[Component data from apps and pages]
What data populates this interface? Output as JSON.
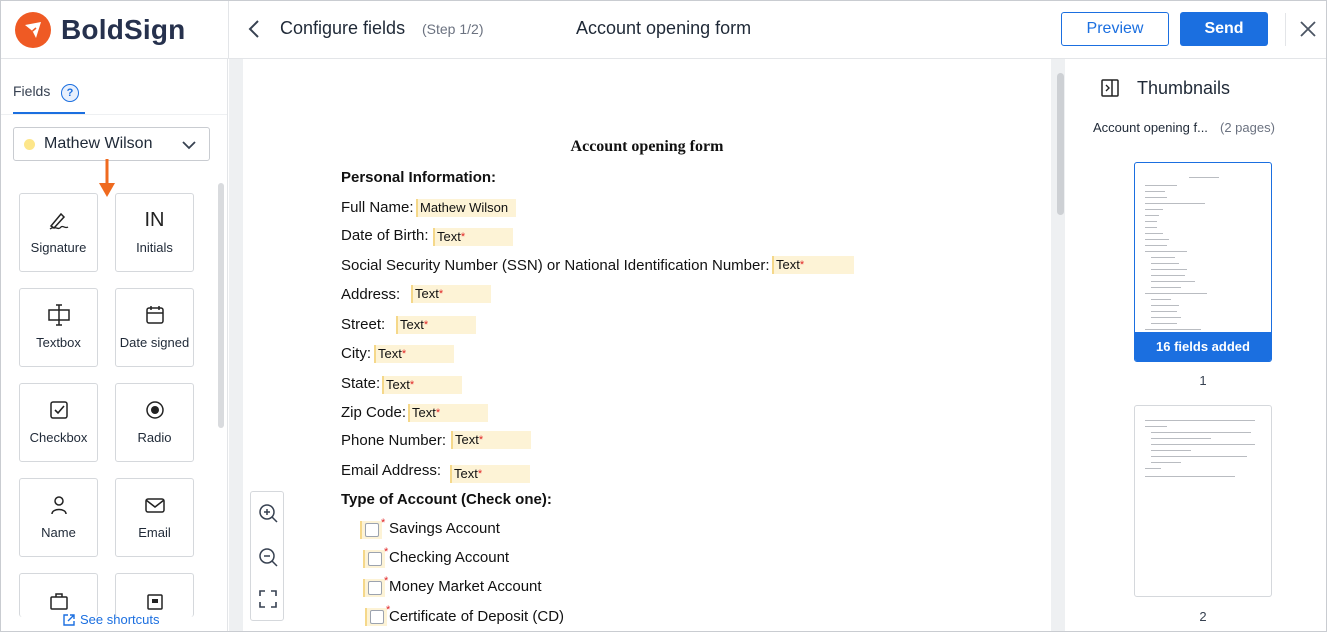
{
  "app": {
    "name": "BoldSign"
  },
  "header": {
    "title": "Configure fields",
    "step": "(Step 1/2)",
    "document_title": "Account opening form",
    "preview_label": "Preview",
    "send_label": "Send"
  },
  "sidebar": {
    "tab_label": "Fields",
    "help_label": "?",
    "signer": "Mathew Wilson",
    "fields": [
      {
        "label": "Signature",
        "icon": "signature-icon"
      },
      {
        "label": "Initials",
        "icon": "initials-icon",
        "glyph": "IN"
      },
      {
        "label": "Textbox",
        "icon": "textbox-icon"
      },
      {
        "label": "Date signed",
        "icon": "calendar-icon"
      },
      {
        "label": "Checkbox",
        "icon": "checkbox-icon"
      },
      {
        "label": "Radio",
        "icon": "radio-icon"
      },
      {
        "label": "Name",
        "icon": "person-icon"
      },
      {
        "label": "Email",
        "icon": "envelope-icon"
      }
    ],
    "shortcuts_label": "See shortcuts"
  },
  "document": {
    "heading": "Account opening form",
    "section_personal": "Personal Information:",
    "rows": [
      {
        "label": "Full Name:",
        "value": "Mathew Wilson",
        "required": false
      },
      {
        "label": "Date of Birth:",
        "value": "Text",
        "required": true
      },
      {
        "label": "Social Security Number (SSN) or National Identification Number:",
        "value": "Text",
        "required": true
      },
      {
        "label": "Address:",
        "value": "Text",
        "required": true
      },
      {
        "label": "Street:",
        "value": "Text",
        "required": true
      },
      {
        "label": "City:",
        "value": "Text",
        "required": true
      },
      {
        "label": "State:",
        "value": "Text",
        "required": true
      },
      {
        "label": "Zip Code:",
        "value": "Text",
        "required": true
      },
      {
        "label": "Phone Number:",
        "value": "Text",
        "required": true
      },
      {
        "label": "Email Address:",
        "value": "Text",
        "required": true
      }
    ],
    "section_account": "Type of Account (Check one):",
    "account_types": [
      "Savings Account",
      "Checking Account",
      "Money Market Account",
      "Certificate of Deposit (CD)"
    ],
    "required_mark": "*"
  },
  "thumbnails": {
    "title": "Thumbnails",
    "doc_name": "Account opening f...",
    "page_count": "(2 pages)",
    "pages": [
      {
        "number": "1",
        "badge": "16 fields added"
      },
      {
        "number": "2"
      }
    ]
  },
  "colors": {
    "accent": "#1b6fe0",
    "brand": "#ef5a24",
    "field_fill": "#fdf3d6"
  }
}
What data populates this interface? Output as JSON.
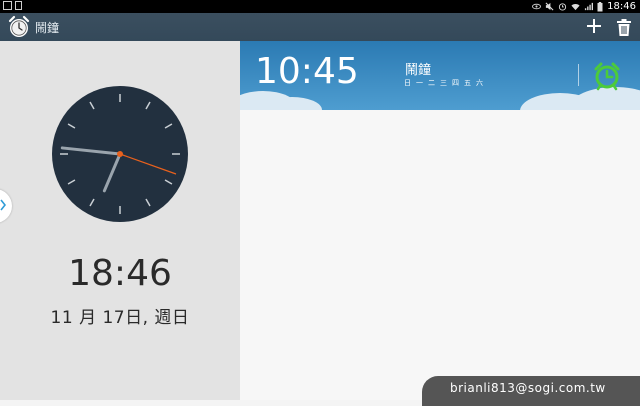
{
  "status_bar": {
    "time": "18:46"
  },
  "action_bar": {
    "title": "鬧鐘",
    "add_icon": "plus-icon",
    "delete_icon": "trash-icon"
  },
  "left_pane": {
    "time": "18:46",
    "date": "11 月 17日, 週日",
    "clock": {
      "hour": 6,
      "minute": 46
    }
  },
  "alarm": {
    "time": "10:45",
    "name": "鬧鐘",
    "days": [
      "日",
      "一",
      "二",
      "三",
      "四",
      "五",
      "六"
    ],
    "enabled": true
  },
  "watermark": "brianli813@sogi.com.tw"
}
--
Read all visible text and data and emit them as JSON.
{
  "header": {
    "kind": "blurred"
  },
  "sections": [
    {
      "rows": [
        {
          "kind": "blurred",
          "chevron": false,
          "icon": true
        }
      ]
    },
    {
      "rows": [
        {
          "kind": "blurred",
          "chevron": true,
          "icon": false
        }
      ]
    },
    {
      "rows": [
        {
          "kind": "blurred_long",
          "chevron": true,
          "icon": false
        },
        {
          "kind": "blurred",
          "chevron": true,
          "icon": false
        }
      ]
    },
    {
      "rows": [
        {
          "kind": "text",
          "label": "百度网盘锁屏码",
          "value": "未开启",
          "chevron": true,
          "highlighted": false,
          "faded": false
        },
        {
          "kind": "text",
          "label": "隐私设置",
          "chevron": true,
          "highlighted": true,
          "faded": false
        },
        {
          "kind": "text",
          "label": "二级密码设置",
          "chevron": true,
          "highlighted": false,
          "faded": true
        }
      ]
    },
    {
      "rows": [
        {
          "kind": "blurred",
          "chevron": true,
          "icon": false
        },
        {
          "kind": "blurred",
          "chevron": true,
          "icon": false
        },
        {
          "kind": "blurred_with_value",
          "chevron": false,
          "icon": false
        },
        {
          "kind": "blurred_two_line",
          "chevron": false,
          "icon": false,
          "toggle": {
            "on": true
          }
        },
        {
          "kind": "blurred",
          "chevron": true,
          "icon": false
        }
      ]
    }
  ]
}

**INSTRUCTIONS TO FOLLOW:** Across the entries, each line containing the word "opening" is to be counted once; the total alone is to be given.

**WORKED SOLUTION:** 3